The Power of Art and Beauty
Eugenio thinks people should be kind, intelligent and generous, places beautiful and protected, not spoilt, and social relationships supportive and harmonious. This is not the result of obtuse Rousseauan romanticism, but rather of a sort of artistic faith in the possibility of constructing a utopia with lucid emotion, as he constructs it on the canvas. Aristocratic and elegant, Eugenio is not easily offended.
From various writings by Eugenio Carmi:
What makes us human is instead the desire to create beauty and convey spirituality. The arts, generated by the human mind, have this invaluable yet mysterious task.
Abstraction is in us, in our daily lives. The scent of a rose is beautiful, but we cannot describe it because it is an abstract perception. I tell my students: ‘Imagine you have never seen a rose and have to explain what it is.’ This is impossible: you cannot describe the scent of flower.
Inventing does not mean taking a brush or pencil and doing something on canvas or paper. Inventing involves living. Thus art is life.
I believe it is important to work within a civilization, allowing one’s emotional and cultural world to explode, so to speak.

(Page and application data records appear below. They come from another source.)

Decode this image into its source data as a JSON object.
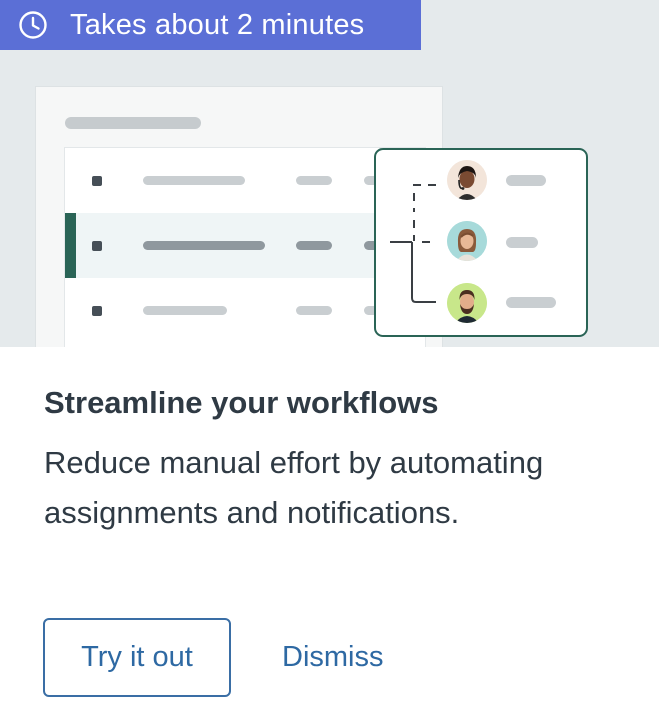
{
  "badge": {
    "icon": "clock-icon",
    "text": "Takes about 2 minutes",
    "color": "#5b6fd6"
  },
  "illustration": {
    "accent_color": "#2a6456",
    "avatars": [
      "woman-headset-avatar",
      "woman-avatar",
      "bearded-man-avatar"
    ]
  },
  "content": {
    "title": "Streamline your workflows",
    "description": "Reduce manual effort by automating assignments and notifications."
  },
  "actions": {
    "primary_label": "Try it out",
    "secondary_label": "Dismiss",
    "link_color": "#2e69a3"
  }
}
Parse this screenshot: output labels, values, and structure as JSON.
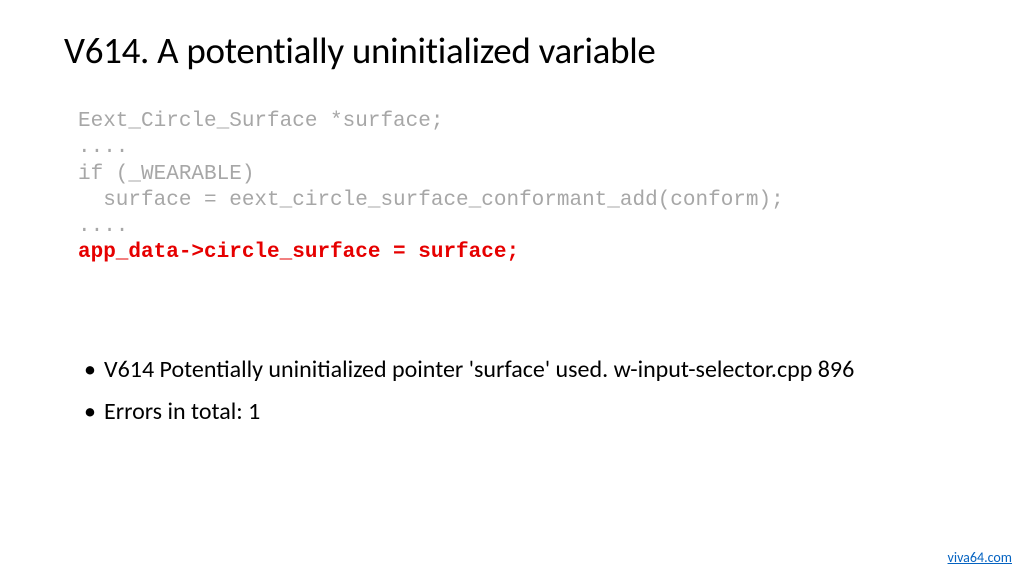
{
  "title": "V614. A potentially uninitialized variable",
  "code": {
    "l1": "Eext_Circle_Surface *surface;",
    "l2": "....",
    "l3": "if (_WEARABLE)",
    "l4": "  surface = eext_circle_surface_conformant_add(conform);",
    "l5": "....",
    "l6": "app_data->circle_surface = surface;"
  },
  "bullets": [
    "V614 Potentially uninitialized pointer 'surface' used. w-input-selector.cpp 896",
    "Errors in total: 1"
  ],
  "footer": {
    "link": "viva64.com"
  }
}
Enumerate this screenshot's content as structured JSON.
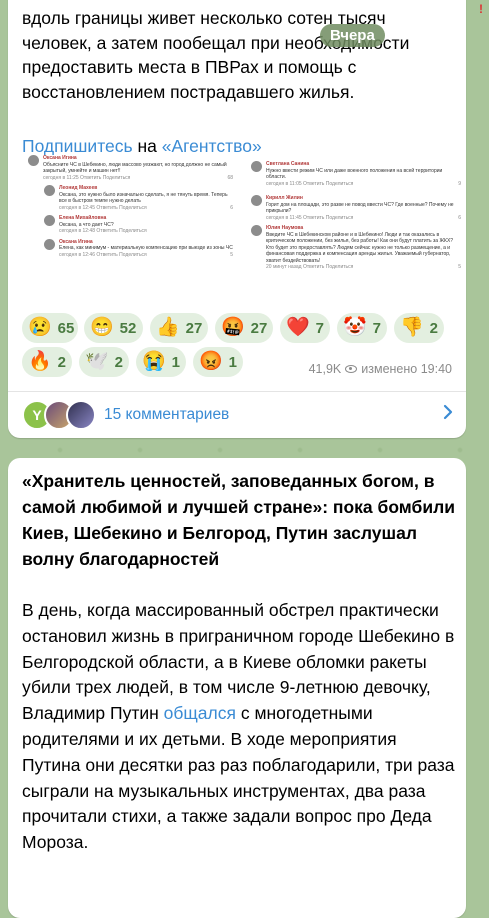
{
  "message1": {
    "text_top": "вдоль границы живет несколько сотен тысяч человек, а затем пообещал при необходимости предоставить места в ПВРах и помощь с восстановлением пострадавшего жилья.",
    "date_pill": "Вчера",
    "subscribe_prefix": "Подпишитесь",
    "subscribe_mid": " на ",
    "subscribe_link": "«Агентство»",
    "embed": {
      "left": [
        {
          "name": "Оксана Игина",
          "text": "Объясните ЧС в Шебекино, люди массово уезжают, но город должно не самый закрытый, умнейте и машин нет!!",
          "meta": "сегодня в 11:25  Ответить  Поделиться",
          "likes": "68"
        },
        {
          "name": "Леонид Махеев",
          "text": "Оксана, это нужно было изначально сделать, я не тянуть время. Теперь все в быстром темпе нужно делать",
          "meta": "сегодня в 12:45  Ответить  Поделиться",
          "likes": "6"
        },
        {
          "name": "Елена Михайловна",
          "text": "Оксана, а что дает ЧС?",
          "meta": "сегодня в 12:48  Ответить  Поделиться",
          "likes": ""
        },
        {
          "name": "Оксана Игина",
          "text": "Елена, как минимум - материальную компенсацию при выезде из зоны ЧС",
          "meta": "сегодня в 12:46  Ответить  Поделиться",
          "likes": "5"
        }
      ],
      "right": [
        {
          "name": "Светлана Санина",
          "text": "Нужно ввести режим ЧС или даже военного положения на всей территории области.",
          "meta": "сегодня в 11:05  Ответить  Поделиться",
          "likes": "9"
        },
        {
          "name": "Кирилл Жилин",
          "text": "Горит дом на площади, это разве не повод ввести ЧС? Где военные? Почему не прикрыли?",
          "meta": "сегодня в 11:45  Ответить  Поделиться",
          "likes": "6"
        },
        {
          "name": "Юлия Наумова",
          "text": "Введите ЧС в Шебекинском районе и в Шебекино! Люди и так оказались в критическом положении, без жилья, без работы! Как они будут платить за ЖКХ? Кто будет это предоставлять? Людям сейчас нужно не только размещение, а и финансовая поддержка и компенсация аренды жилья. Уважаемый губернатор, хватит бездействовать!",
          "meta": "20 минут назад  Ответить  Поделиться",
          "likes": "5"
        }
      ]
    },
    "reactions": [
      {
        "icon": "crying-face-icon",
        "glyph": "😢",
        "count": "65"
      },
      {
        "icon": "grinning-face-icon",
        "glyph": "😁",
        "count": "52"
      },
      {
        "icon": "thumbs-up-icon",
        "glyph": "👍",
        "count": "27"
      },
      {
        "icon": "angry-cursing-face-icon",
        "glyph": "🤬",
        "count": "27"
      },
      {
        "icon": "red-heart-icon",
        "glyph": "❤️",
        "count": "7"
      },
      {
        "icon": "clown-face-icon",
        "glyph": "🤡",
        "count": "7"
      },
      {
        "icon": "thumbs-down-icon",
        "glyph": "👎",
        "count": "2"
      },
      {
        "icon": "fire-icon",
        "glyph": "🔥",
        "count": "2"
      },
      {
        "icon": "dove-icon",
        "glyph": "🕊️",
        "count": "2"
      },
      {
        "icon": "loudly-crying-face-icon",
        "glyph": "😭",
        "count": "1"
      },
      {
        "icon": "angry-face-icon",
        "glyph": "😡",
        "count": "1"
      }
    ],
    "views": "41,9K",
    "edited_time": "изменено 19:40",
    "comments_label": "15 комментариев",
    "comment_avatar_letter": "Y"
  },
  "message2": {
    "title": "«Хранитель ценностей, заповеданных богом, в самой любимой и лучшей стране»: пока бомбили Киев, Шебекино и Белгород, Путин заслушал волну благодарностей",
    "body_part1": "В день, когда массированный обстрел практически остановил жизнь в приграничном городе Шебекино в Белгородской области, а в Киеве обломки ракеты убили трех людей, в том числе 9-летнюю девочку, Владимир Путин ",
    "body_link": "общался",
    "body_part2": " с многодетными родителями и их детьми. В ходе мероприятия Путина они десятки раз раз поблагодарили, три раза сыграли на музыкальных инструментах, два раза прочитали стихи, а также задали вопрос про Деда Мороза."
  },
  "colors": {
    "link": "#3a8bd4",
    "reaction_bg": "#e3efe0",
    "reaction_text": "#4a7b41",
    "background": "#a9c59a"
  }
}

Confronted by the unexpected question ‘What is creativity?’, I replied: ‘Painting the bison instead of killing it.’ In effect, the prehistoric person who seventeen thousand years ago painted the bison of Lascaux was a contemporary artist and his creativity, his emotions and his innate need for beauty were identical to those of a person living today.
Art is the activity, still unknown, produced by the perfect computer located in our brain and that, unbeknown to us, transforms the unconscious into reality. Perhaps it is the desire for the myth of beauty, perhaps it is the desire for a dialogue with God, or perhaps it is the desire to discover the mystery of the universe.
My most recent works attest, above all, to what fascinates me in the Greeks; I have sought — and I continue to seek — to make visible the beauty hidden in the laws of nature that they investigated two thousand five hundred years ago.
Art in all its aspects attests most convincingly to the fact that the result of the work is constantly provided at the highest level attainable by its creator, without being conditioned by the level of the consumers. This is the sine qua non for the level of perception of those looking and listening to increase progressively until it is attuned to the work of art in front of them.
As an image-maker, I am in search of happiness because ‘freedom also springs from these acts of imagination that runs wild, rejoicing in its own happiness’. But it is also a quest for behavioural systems that are stimulated by unconventional fields of vision and transform a passive world-view into a new Weltanschauung governed by the imagination.
I remember a visit I made to a primary school in Taranto. I went into a classroom and, after a brief introduction, the teacher pointed to a child with her head down, saying: ‘There’s nothing I can do with her; she can’t even hold a pencil.’ I approached her. She was very shy, with two big dark eyes; she did not dare to speak — she was completely repressed by family and school. I talked with her for five minutes, trying to evoke images of everyday life. It was wonderful, both for her and for me. She looked at me and I asked her to do a drawing for me. She did this and it was also a beautiful drawing. For the first time, through a natural relationship with another person, she had freed her creativity.
Activating the mechanism of creativity does not necessarily mean making works of art, as many people still believe. It means, first and foremost, looking, judging and choosing according to the criterion that allows us to see our age for what it is and not for what we are made to believe it is, living in the present with its codes of conduct, accepting the past without regrets and facing the future with the power of the imagination.